On top of this, preregistration of the outline of study methods, design and hypothesis – already the law for most clinical drug trials and required by most journals – was mandated as well.6

All the reason to hope readers of scientific papers remain vigilant or even skeptical, and feel free to take advantage of the available means to acquire critical skills Otherwise, you can't help but cast a wary eye on such quotations as from the actor Edward G. Robinson, who, as a gangster in the film "Key Largo," schools Humphrey Bogart on the fine art of data "cleaning":

"Let me tell you about Florida politicians. I make them. I make them out of whole cloth, just like a tailor makes a suit. I get their name in the newspaper. I get them some publicity and get them on the ballot. Then after the election, we count the votes. And if they don't turn out right, we recount them. And I recount them again. Until they do."

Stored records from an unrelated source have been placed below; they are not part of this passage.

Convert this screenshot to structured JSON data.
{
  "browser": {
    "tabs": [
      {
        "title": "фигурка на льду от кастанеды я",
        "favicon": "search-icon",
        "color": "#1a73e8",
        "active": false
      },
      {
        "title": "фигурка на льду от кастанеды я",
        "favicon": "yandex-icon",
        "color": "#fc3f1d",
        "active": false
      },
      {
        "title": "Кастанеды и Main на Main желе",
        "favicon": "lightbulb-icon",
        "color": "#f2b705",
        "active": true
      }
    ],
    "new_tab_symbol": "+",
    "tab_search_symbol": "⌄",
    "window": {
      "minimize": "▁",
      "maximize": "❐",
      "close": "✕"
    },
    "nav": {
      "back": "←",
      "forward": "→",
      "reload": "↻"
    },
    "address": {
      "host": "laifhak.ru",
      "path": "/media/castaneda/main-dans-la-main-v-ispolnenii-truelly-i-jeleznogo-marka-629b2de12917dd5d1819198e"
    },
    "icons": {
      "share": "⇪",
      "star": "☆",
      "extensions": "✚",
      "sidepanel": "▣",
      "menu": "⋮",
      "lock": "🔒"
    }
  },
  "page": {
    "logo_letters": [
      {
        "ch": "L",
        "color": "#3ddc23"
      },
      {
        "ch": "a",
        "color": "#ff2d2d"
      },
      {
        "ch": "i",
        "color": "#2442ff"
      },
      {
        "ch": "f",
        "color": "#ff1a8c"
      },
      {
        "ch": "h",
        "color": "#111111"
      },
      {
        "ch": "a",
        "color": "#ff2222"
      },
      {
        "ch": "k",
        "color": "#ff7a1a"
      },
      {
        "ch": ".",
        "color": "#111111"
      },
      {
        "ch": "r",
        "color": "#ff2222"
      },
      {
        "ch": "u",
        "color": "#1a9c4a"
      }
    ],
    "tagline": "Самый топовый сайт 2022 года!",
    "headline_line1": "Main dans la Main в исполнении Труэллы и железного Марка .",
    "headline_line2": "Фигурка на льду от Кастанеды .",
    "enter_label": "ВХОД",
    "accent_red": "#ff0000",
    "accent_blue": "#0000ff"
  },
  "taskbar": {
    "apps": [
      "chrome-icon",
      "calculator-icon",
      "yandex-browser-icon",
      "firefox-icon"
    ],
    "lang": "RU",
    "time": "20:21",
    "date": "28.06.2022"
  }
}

  1. Abel D. "MIT Team Tied to Questionable Missile Studies. "Boston Globe, March 4, 2002.
  2. Johansen HK, Gotzsche PC. Problems in the design and reporting of trials of antifungal agents encountered during meta-analysis. J Am Med Assoc, 1999;282(18):1752-1759.
  3. Rosner A. Fables or foibles: inherent problems with RCTs. J Manip Physio Ther, 2003;26(7):460-467.
  4. Rosenstock L, Lee LJ. Attacks on science: the risks to evidence-based policy. Am J Public Health, 2002;92(1):14-18.
  5. Chan A-W, Hrobartsson A, Haahr MT, Gotzsche PC, Altman G. Empirical evidence for selective reporting of outcomes in randomized trials: comparison of protocols to published articles. J Am Med Assoc, 2004;291(20):2457-2465.
  6. Carey B. "Top Journal Puts Out Comprehensive Guidelines for Publication of Science Studies." The New York Times, June 26, 2015.

Anthony L. Rosner, PhD, a 1972 graduate of Harvard University (PhD in biological chemistry/medical sciences), is the former director of research and education for the Foundation for Chiropractic Education and Research and the current research director for the International College of Applied Kinesiology.